(Extracted data entries)
=== Section Start ===
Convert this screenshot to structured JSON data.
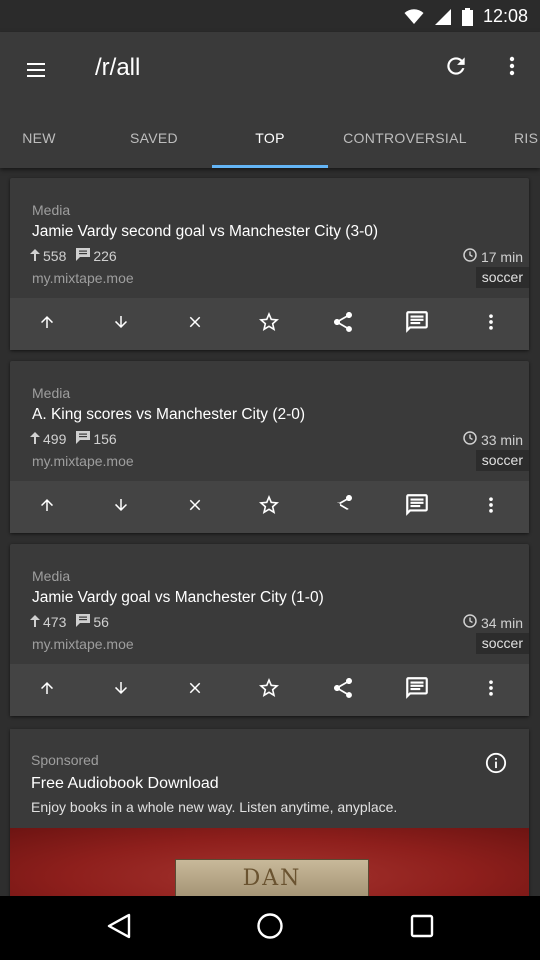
{
  "status_bar": {
    "time": "12:08"
  },
  "app_bar": {
    "title": "/r/all",
    "tabs": [
      {
        "label": "NEW"
      },
      {
        "label": "SAVED"
      },
      {
        "label": "TOP"
      },
      {
        "label": "CONTROVERSIAL"
      },
      {
        "label": "RIS"
      }
    ],
    "active_tab": "TOP",
    "accent": "#64b5f6"
  },
  "posts": [
    {
      "type": "Media",
      "title": "Jamie Vardy second goal vs Manchester City (3-0)",
      "score": "558",
      "comments": "226",
      "domain": "my.mixtape.moe",
      "age": "17 min",
      "flair": "soccer"
    },
    {
      "type": "Media",
      "title": "A. King scores vs Manchester City (2-0)",
      "score": "499",
      "comments": "156",
      "domain": "my.mixtape.moe",
      "age": "33 min",
      "flair": "soccer"
    },
    {
      "type": "Media",
      "title": "Jamie Vardy goal vs Manchester City (1-0)",
      "score": "473",
      "comments": "56",
      "domain": "my.mixtape.moe",
      "age": "34 min",
      "flair": "soccer"
    }
  ],
  "actions": [
    "arrow-up-icon",
    "arrow-down-icon",
    "close-icon",
    "star-icon",
    "share-icon",
    "comment-icon",
    "more-vert-icon"
  ],
  "ad": {
    "label": "Sponsored",
    "title": "Free Audiobook Download",
    "description": "Enjoy books in a whole new way. Listen anytime, anyplace.",
    "image_text": "DAN"
  },
  "colors": {
    "background": "#2e2e2e",
    "card": "#3a3a3a",
    "app_bar": "#3a3a3a"
  }
}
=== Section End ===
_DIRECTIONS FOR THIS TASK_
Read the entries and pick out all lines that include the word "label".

_SOLUTION_
        "label": "NEW"
        "label": "SAVED"
        "label": "TOP"
        "label": "CONTROVERSIAL"
        "label": "RIS"
    "label": "Sponsored",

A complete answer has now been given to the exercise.